In a newly published study however, there is growing evidence that infant colic is a type of migraine headache. The results of a new analysis of many studies linking the two conditions suggest that “colic is an age-sensitive phenotype of migraine,” according to lead researcher Amy Gelfand, MD, assistant professor, Clinical Neurology and Pediatrics, University of California, San Francisco.
Getting a better handle on the association between infant colic and migraine could help put to rest the oft-repeated theory that colic has something to do with feeding and gastrointestinal disorders, Dr Gelfand said. Infant colic can be extremely stressful for parents.
According to research cited by Dr Gelfand, 2.2 per cent of parents with month-old babies admitted to shaking, slapping, or smothering their child to stop the crying. By the sixth month, 5.6 per cent of parents confessed to have tried one of these “dangerous techniques.”

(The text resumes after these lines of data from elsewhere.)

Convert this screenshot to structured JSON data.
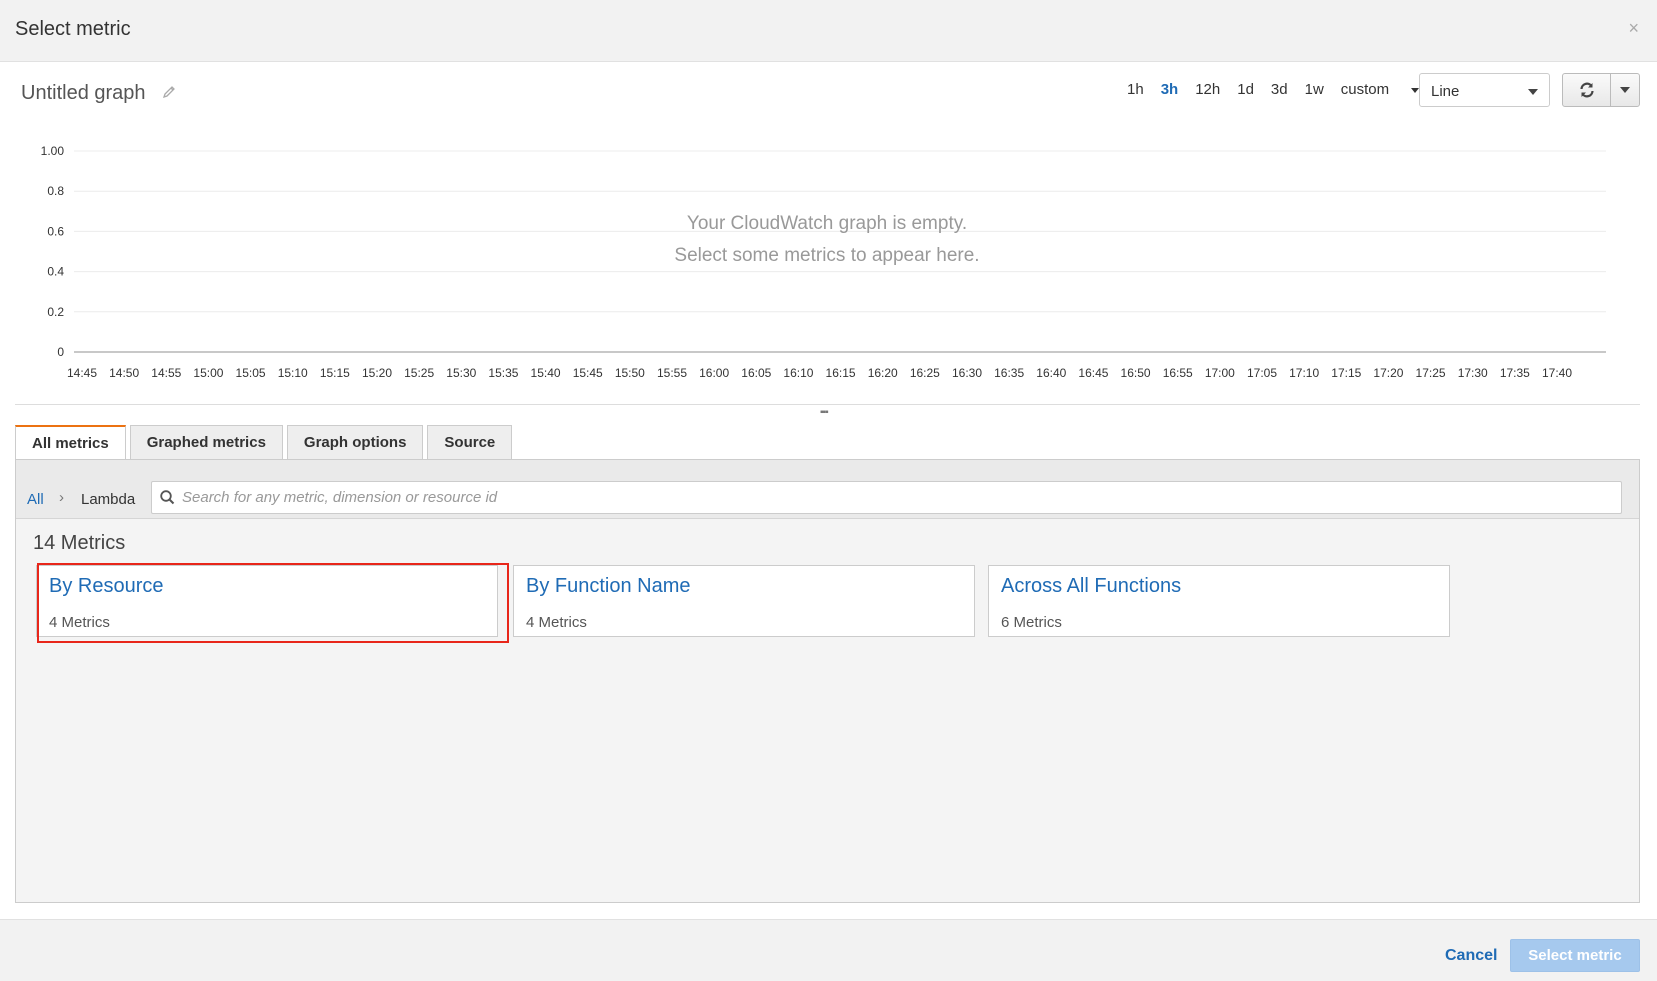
{
  "modal": {
    "title": "Select metric",
    "close_glyph": "×"
  },
  "graph": {
    "title": "Untitled graph",
    "time_ranges": [
      "1h",
      "3h",
      "12h",
      "1d",
      "3d",
      "1w"
    ],
    "active_range": "3h",
    "custom_label": "custom",
    "chart_type": "Line",
    "empty_line1": "Your CloudWatch graph is empty.",
    "empty_line2": "Select some metrics to appear here."
  },
  "chart_data": {
    "type": "line",
    "series": [],
    "y_ticks": [
      "1.00",
      "0.8",
      "0.6",
      "0.4",
      "0.2",
      "0"
    ],
    "x_ticks": [
      "14:45",
      "14:50",
      "14:55",
      "15:00",
      "15:05",
      "15:10",
      "15:15",
      "15:20",
      "15:25",
      "15:30",
      "15:35",
      "15:40",
      "15:45",
      "15:50",
      "15:55",
      "16:00",
      "16:05",
      "16:10",
      "16:15",
      "16:20",
      "16:25",
      "16:30",
      "16:35",
      "16:40",
      "16:45",
      "16:50",
      "16:55",
      "17:00",
      "17:05",
      "17:10",
      "17:15",
      "17:20",
      "17:25",
      "17:30",
      "17:35",
      "17:40"
    ],
    "ylim": [
      0,
      1
    ],
    "grid": true
  },
  "tabs": [
    "All metrics",
    "Graphed metrics",
    "Graph options",
    "Source"
  ],
  "browser": {
    "crumb_all": "All",
    "crumb_sep": "›",
    "crumb_current": "Lambda",
    "search_placeholder": "Search for any metric, dimension or resource id",
    "metrics_count": "14 Metrics",
    "cards": [
      {
        "title": "By Resource",
        "sub": "4 Metrics"
      },
      {
        "title": "By Function Name",
        "sub": "4 Metrics"
      },
      {
        "title": "Across All Functions",
        "sub": "6 Metrics"
      }
    ]
  },
  "footer": {
    "cancel": "Cancel",
    "select": "Select metric"
  },
  "colors": {
    "link": "#1f6bb5",
    "tab_accent": "#ec7211",
    "highlight": "#e8261a",
    "disabled_button": "#a6c9ee"
  }
}
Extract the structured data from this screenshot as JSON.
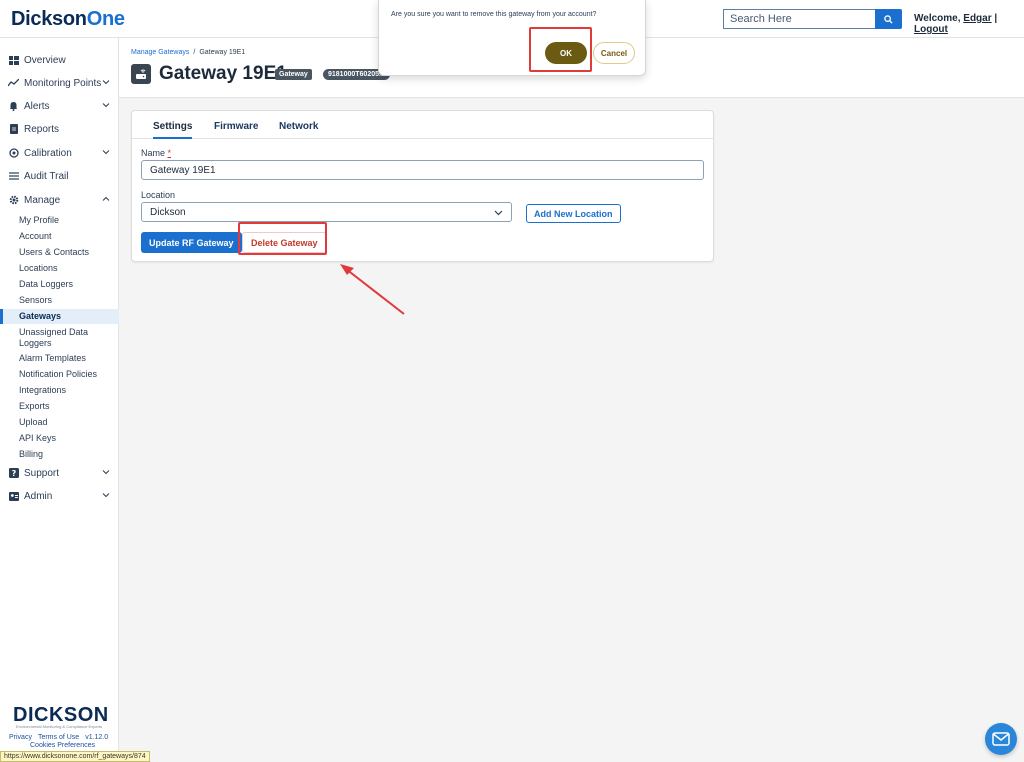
{
  "header": {
    "logo_main": "Dickson",
    "logo_accent": "One",
    "search_placeholder": "Search Here",
    "welcome_prefix": "Welcome, ",
    "user_name": "Edgar",
    "separator": " | ",
    "logout": "Logout"
  },
  "sidebar": {
    "items": [
      {
        "label": "Overview",
        "icon": "grid-icon"
      },
      {
        "label": "Monitoring Points",
        "icon": "trend-icon"
      },
      {
        "label": "Alerts",
        "icon": "bell-icon"
      },
      {
        "label": "Reports",
        "icon": "document-icon"
      },
      {
        "label": "Calibration",
        "icon": "target-icon"
      },
      {
        "label": "Audit Trail",
        "icon": "list-icon"
      },
      {
        "label": "Manage",
        "icon": "gear-icon"
      }
    ],
    "manage_sub": [
      "My Profile",
      "Account",
      "Users & Contacts",
      "Locations",
      "Data Loggers",
      "Sensors",
      "Gateways",
      "Unassigned Data Loggers",
      "Alarm Templates",
      "Notification Policies",
      "Integrations",
      "Exports",
      "Upload",
      "API Keys",
      "Billing"
    ],
    "active_sub": "Gateways",
    "bottom_items": [
      {
        "label": "Support",
        "icon": "question-icon"
      },
      {
        "label": "Admin",
        "icon": "id-card-icon"
      }
    ],
    "footer_logo": "DICKSON",
    "footer_tagline": "Environmental Monitoring & Compliance Experts",
    "footer_privacy": "Privacy",
    "footer_terms": "Terms of Use",
    "footer_version": "v1.12.0",
    "footer_cookies": "Cookies Preferences",
    "status_url": "https://www.dicksonone.com/rf_gateways/874"
  },
  "page": {
    "breadcrumb_parent": "Manage Gateways",
    "breadcrumb_sep": "/",
    "breadcrumb_current": "Gateway 19E1",
    "title": "Gateway 19E1",
    "type_badge": "Gateway",
    "serial_badge": "9181000T60205..."
  },
  "card": {
    "tabs": [
      "Settings",
      "Firmware",
      "Network"
    ],
    "active_tab": "Settings",
    "name_label": "Name",
    "name_required": "*",
    "name_value": "Gateway 19E1",
    "location_label": "Location",
    "location_value": "Dickson",
    "add_location": "Add New Location",
    "update_button": "Update RF Gateway",
    "delete_button": "Delete Gateway"
  },
  "dialog": {
    "message": "Are you sure you want to remove this gateway from your account?",
    "ok": "OK",
    "cancel": "Cancel"
  },
  "colors": {
    "brand_blue": "#1a6fcf",
    "navy": "#0a2a57",
    "danger": "#c0392b",
    "ok_olive": "#6a5a12",
    "highlight_red": "#e03a3a"
  }
}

“I don’t think that 5.6 per cent of parents are horrible people; it just says that parents are human and by the time their baby is six weeks old, they are really tired, and feel at the end of their rope,” said Dr Gelfand.
In an older study in 2012, Dr Gelfand found that mothers with migraine are more than twice as likely as those without to have an infant with colic. “Infants that inherit migraine genes may be more sensitive to normal stimuli and express that sensitivity as colicky crying,” Dr Amy Gelfand is quoted to have told Medscape Medical News.
“This association, if it proves to be robust in future studies, could help mothers prepare for the possibility of having a colicky infant,” she explained, “and give them some comfort and understanding as to why their baby is crying so much.”